Records provided: Begin
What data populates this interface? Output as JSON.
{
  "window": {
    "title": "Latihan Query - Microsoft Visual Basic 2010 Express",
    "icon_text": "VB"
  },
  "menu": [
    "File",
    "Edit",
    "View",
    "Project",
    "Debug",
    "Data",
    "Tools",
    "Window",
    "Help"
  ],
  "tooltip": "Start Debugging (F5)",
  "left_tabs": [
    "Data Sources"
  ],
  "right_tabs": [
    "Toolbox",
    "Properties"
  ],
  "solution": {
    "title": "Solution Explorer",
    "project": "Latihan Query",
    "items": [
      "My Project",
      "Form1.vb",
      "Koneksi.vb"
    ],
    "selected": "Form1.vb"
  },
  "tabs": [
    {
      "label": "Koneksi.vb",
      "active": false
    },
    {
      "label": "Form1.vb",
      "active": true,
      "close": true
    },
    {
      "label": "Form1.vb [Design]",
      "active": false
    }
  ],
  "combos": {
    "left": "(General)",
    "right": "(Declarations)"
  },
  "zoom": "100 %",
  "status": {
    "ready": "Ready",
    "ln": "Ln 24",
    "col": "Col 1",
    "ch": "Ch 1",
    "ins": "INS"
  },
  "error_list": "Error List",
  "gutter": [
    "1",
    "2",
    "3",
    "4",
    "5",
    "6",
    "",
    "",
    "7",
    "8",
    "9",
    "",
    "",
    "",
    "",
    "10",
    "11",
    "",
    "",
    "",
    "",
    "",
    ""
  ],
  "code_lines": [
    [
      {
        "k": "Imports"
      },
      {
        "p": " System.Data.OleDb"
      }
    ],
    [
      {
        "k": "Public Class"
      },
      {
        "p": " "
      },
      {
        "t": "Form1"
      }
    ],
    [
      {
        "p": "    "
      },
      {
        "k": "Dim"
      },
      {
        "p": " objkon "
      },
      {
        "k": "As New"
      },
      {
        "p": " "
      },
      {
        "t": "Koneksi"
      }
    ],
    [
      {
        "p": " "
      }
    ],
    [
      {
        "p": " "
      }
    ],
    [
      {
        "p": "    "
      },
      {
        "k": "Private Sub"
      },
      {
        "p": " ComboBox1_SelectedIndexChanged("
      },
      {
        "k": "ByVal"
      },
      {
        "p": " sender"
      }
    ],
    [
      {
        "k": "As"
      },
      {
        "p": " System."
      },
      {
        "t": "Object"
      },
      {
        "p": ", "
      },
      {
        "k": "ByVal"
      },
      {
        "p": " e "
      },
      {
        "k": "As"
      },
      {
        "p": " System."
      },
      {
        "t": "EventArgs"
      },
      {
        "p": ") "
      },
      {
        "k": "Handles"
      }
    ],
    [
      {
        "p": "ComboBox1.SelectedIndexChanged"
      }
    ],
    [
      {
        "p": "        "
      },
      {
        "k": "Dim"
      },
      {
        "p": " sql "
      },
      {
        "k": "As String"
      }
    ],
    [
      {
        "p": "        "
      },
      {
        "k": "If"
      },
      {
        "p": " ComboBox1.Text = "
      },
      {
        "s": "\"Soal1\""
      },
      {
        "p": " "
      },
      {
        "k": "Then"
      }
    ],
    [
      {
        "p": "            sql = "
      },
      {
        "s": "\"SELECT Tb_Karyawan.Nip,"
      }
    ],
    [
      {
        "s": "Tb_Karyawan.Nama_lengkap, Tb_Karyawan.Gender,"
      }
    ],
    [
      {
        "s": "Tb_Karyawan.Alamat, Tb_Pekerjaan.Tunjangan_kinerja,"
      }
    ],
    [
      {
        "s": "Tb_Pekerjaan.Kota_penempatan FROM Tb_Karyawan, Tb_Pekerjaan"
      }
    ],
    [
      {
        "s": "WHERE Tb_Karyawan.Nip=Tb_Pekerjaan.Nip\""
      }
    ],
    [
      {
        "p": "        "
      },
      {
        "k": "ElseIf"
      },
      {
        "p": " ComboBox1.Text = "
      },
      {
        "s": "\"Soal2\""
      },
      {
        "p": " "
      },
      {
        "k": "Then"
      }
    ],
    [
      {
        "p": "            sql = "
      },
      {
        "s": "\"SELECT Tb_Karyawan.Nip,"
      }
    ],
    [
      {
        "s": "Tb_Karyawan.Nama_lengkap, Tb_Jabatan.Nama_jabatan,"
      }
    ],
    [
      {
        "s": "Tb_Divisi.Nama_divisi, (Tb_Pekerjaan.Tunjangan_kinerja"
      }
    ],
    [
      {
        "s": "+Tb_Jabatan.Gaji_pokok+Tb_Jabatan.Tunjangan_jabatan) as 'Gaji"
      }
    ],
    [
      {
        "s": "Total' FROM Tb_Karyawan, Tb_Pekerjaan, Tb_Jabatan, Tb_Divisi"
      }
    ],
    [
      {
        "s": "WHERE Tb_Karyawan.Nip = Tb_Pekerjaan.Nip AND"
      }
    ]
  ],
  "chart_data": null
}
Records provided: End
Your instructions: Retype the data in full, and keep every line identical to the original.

Solved exercise:
What data populates this interface? Output as JSON.
{
  "window": {
    "title": "Latihan Query - Microsoft Visual Basic 2010 Express",
    "icon_text": "VB"
  },
  "menu": [
    "File",
    "Edit",
    "View",
    "Project",
    "Debug",
    "Data",
    "Tools",
    "Window",
    "Help"
  ],
  "tooltip": "Start Debugging (F5)",
  "left_tabs": [
    "Data Sources"
  ],
  "right_tabs": [
    "Toolbox",
    "Properties"
  ],
  "solution": {
    "title": "Solution Explorer",
    "project": "Latihan Query",
    "items": [
      "My Project",
      "Form1.vb",
      "Koneksi.vb"
    ],
    "selected": "Form1.vb"
  },
  "tabs": [
    {
      "label": "Koneksi.vb",
      "active": false
    },
    {
      "label": "Form1.vb",
      "active": true,
      "close": true
    },
    {
      "label": "Form1.vb [Design]",
      "active": false
    }
  ],
  "combos": {
    "left": "(General)",
    "right": "(Declarations)"
  },
  "zoom": "100 %",
  "status": {
    "ready": "Ready",
    "ln": "Ln 24",
    "col": "Col 1",
    "ch": "Ch 1",
    "ins": "INS"
  },
  "error_list": "Error List",
  "gutter": [
    "1",
    "2",
    "3",
    "4",
    "5",
    "6",
    "",
    "",
    "7",
    "8",
    "9",
    "",
    "",
    "",
    "",
    "10",
    "11",
    "",
    "",
    "",
    "",
    "",
    ""
  ],
  "code_lines": [
    [
      {
        "k": "Imports"
      },
      {
        "p": " System.Data.OleDb"
      }
    ],
    [
      {
        "k": "Public Class"
      },
      {
        "p": " "
      },
      {
        "t": "Form1"
      }
    ],
    [
      {
        "p": "    "
      },
      {
        "k": "Dim"
      },
      {
        "p": " objkon "
      },
      {
        "k": "As New"
      },
      {
        "p": " "
      },
      {
        "t": "Koneksi"
      }
    ],
    [
      {
        "p": " "
      }
    ],
    [
      {
        "p": " "
      }
    ],
    [
      {
        "p": "    "
      },
      {
        "k": "Private Sub"
      },
      {
        "p": " ComboBox1_SelectedIndexChanged("
      },
      {
        "k": "ByVal"
      },
      {
        "p": " sender"
      }
    ],
    [
      {
        "k": "As"
      },
      {
        "p": " System."
      },
      {
        "t": "Object"
      },
      {
        "p": ", "
      },
      {
        "k": "ByVal"
      },
      {
        "p": " e "
      },
      {
        "k": "As"
      },
      {
        "p": " System."
      },
      {
        "t": "EventArgs"
      },
      {
        "p": ") "
      },
      {
        "k": "Handles"
      }
    ],
    [
      {
        "p": "ComboBox1.SelectedIndexChanged"
      }
    ],
    [
      {
        "p": "        "
      },
      {
        "k": "Dim"
      },
      {
        "p": " sql "
      },
      {
        "k": "As String"
      }
    ],
    [
      {
        "p": "        "
      },
      {
        "k": "If"
      },
      {
        "p": " ComboBox1.Text = "
      },
      {
        "s": "\"Soal1\""
      },
      {
        "p": " "
      },
      {
        "k": "Then"
      }
    ],
    [
      {
        "p": "            sql = "
      },
      {
        "s": "\"SELECT Tb_Karyawan.Nip,"
      }
    ],
    [
      {
        "s": "Tb_Karyawan.Nama_lengkap, Tb_Karyawan.Gender,"
      }
    ],
    [
      {
        "s": "Tb_Karyawan.Alamat, Tb_Pekerjaan.Tunjangan_kinerja,"
      }
    ],
    [
      {
        "s": "Tb_Pekerjaan.Kota_penempatan FROM Tb_Karyawan, Tb_Pekerjaan"
      }
    ],
    [
      {
        "s": "WHERE Tb_Karyawan.Nip=Tb_Pekerjaan.Nip\""
      }
    ],
    [
      {
        "p": "        "
      },
      {
        "k": "ElseIf"
      },
      {
        "p": " ComboBox1.Text = "
      },
      {
        "s": "\"Soal2\""
      },
      {
        "p": " "
      },
      {
        "k": "Then"
      }
    ],
    [
      {
        "p": "            sql = "
      },
      {
        "s": "\"SELECT Tb_Karyawan.Nip,"
      }
    ],
    [
      {
        "s": "Tb_Karyawan.Nama_lengkap, Tb_Jabatan.Nama_jabatan,"
      }
    ],
    [
      {
        "s": "Tb_Divisi.Nama_divisi, (Tb_Pekerjaan.Tunjangan_kinerja"
      }
    ],
    [
      {
        "s": "+Tb_Jabatan.Gaji_pokok+Tb_Jabatan.Tunjangan_jabatan) as 'Gaji"
      }
    ],
    [
      {
        "s": "Total' FROM Tb_Karyawan, Tb_Pekerjaan, Tb_Jabatan, Tb_Divisi"
      }
    ],
    [
      {
        "s": "WHERE Tb_Karyawan.Nip = Tb_Pekerjaan.Nip AND"
      }
    ]
  ],
  "chart_data": null
}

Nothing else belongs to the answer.